As well as 49 per cent planning to use their own vehicle, which is an increase from 23 per cent pre-pandemic levels. Nearly a third (28 per cent) now plan to complete part of their journey on foot. With 40 per cent aiming to use private hire vehicles as part of their journey.
Due to rules being implemented that it is now mandatory to wear face masks whilst using public transport, 69 per cent of London commuters now feel anxious about the idea of using the capital’s transport. Almost three-quarters (72 per cent) said they are going to avoid using the tubes during there commute unless essential. Thew research also found that 70 per cent are concerned their colleagues are using public transport.
Addison Lee is asking the London COVID-19 Transition Board, set up to coordinate London’s transition from lockdown to recovery, co-chaired by Sadiq Khan, Mayor of London and Robert Jenrick, Housing Secretary to make the safe return to work a priority and actively work with all the capital’s transport providers on a common set of safety standards.

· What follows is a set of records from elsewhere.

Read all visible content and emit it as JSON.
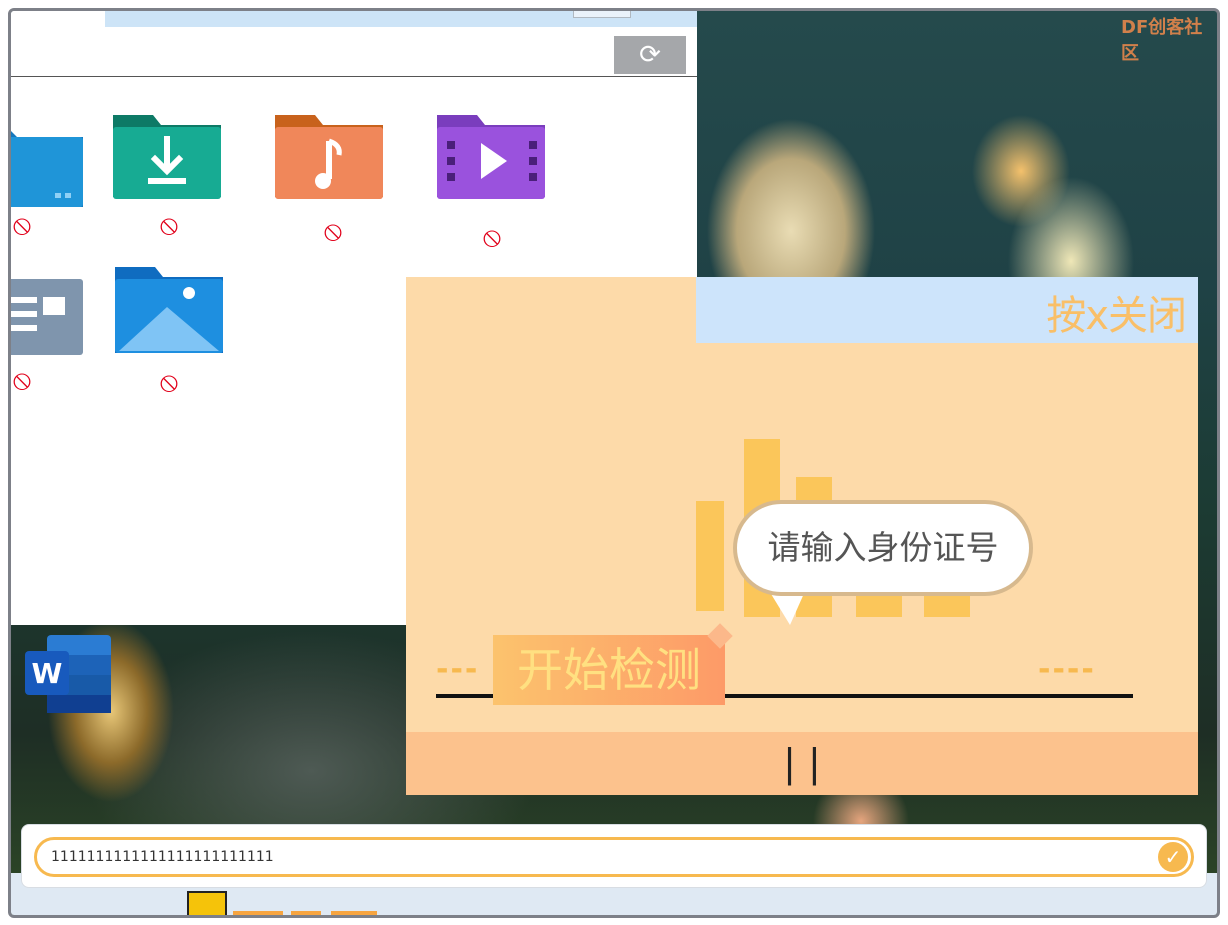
{
  "watermark": "DF创客社区",
  "explorer": {
    "refresh_icon": "⟳",
    "folders_row1": [
      {
        "name": "desktop-folder",
        "color": "#1f95d8"
      },
      {
        "name": "downloads-folder",
        "color": "#16a890"
      },
      {
        "name": "music-folder",
        "color": "#f08a4b"
      },
      {
        "name": "videos-folder",
        "color": "#9a52dd"
      }
    ],
    "folders_row2": [
      {
        "name": "documents-folder",
        "color": "#7f95ad"
      },
      {
        "name": "pictures-folder",
        "color": "#1e8fe0"
      }
    ],
    "blocked_symbol": "⃠"
  },
  "dialog": {
    "close_hint": "按x关闭",
    "bubble_text": "请输入身份证号",
    "start_button": "开始检测",
    "dash_left": "---",
    "dash_right": "----",
    "footer_text": "| |"
  },
  "input": {
    "value": "1111111111111111111111111",
    "confirm_icon": "✓"
  },
  "colors": {
    "accent": "#f7b94f",
    "dialog_bg": "#fddaa9",
    "dialog_header": "#cde4fb",
    "footer": "#fcc28d"
  }
}
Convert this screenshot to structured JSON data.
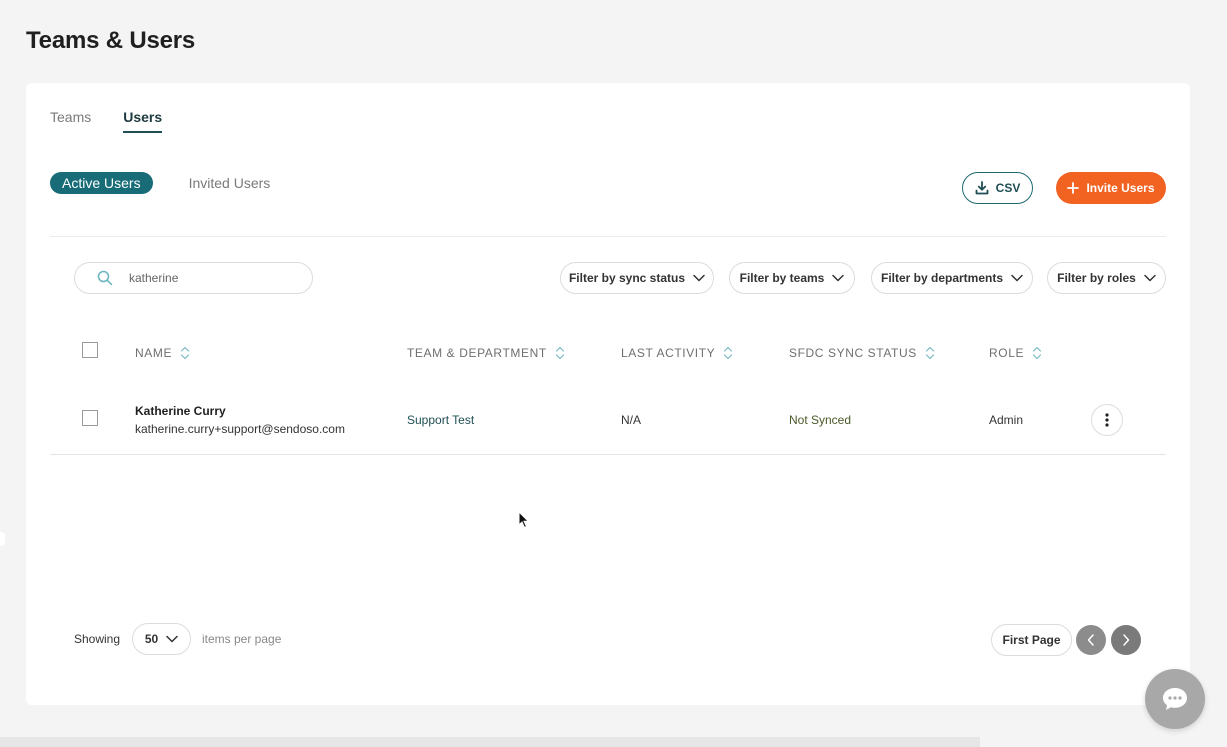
{
  "page": {
    "title": "Teams & Users"
  },
  "tabs": [
    {
      "label": "Teams",
      "active": false
    },
    {
      "label": "Users",
      "active": true
    }
  ],
  "subtabs": [
    {
      "label": "Active Users",
      "active": true
    },
    {
      "label": "Invited Users",
      "active": false
    }
  ],
  "actions": {
    "csv_label": "CSV",
    "invite_label": "Invite Users",
    "accent_color": "#f26322",
    "primary_color": "#176c78"
  },
  "search": {
    "value": "katherine",
    "icon": "search-icon"
  },
  "filters": [
    "Filter by sync status",
    "Filter by teams",
    "Filter by departments",
    "Filter by roles"
  ],
  "table": {
    "columns": [
      "NAME",
      "TEAM & DEPARTMENT",
      "LAST ACTIVITY",
      "SFDC SYNC STATUS",
      "ROLE"
    ],
    "rows": [
      {
        "name": "Katherine Curry",
        "email": "katherine.curry+support@sendoso.com",
        "team": "Support Test",
        "last_activity": "N/A",
        "sync_status": "Not Synced",
        "role": "Admin"
      }
    ]
  },
  "pagination": {
    "showing_label": "Showing",
    "per_page_value": "50",
    "items_label": "items per page",
    "first_page_label": "First Page"
  }
}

Liam Griffin, CEO of Addison Lee, said:
Our research shows a clear shift away from commuting on public transport due to safety concerns. To ensure that all modes of transport can play their part in helping Londoners back to work safely and in a manner that supports the environment, we need a common set of safety standards that give consumers confidence to travel, no matter who the provider is. Addison Lee wants to work with the London COVID-19 Transition Board and other stakeholders to agree this and help our capital back to work.
When asked what would make you feel more comfortable whilst commuting, employees from London said:
- 80 per cent said private hire vehicles should be allowed to install safety screens to protect drivers and passengers
- 69 per cent said regular disinfection of public transport
- 65 per cent said the enforcement of social distancing
- 65 per cent said the installation of partition screens in trains, buses and tubes
- 62 per cent said readily available hand sanitiser on public transport
This research was gathered by asking 1,000 London commuters.
Darius is the editor of HRreview. He has previously worked as a finance reporter for the Daily Express. He studied his journalism masters at Press Association Training and graduated from the University of York with a degree in History.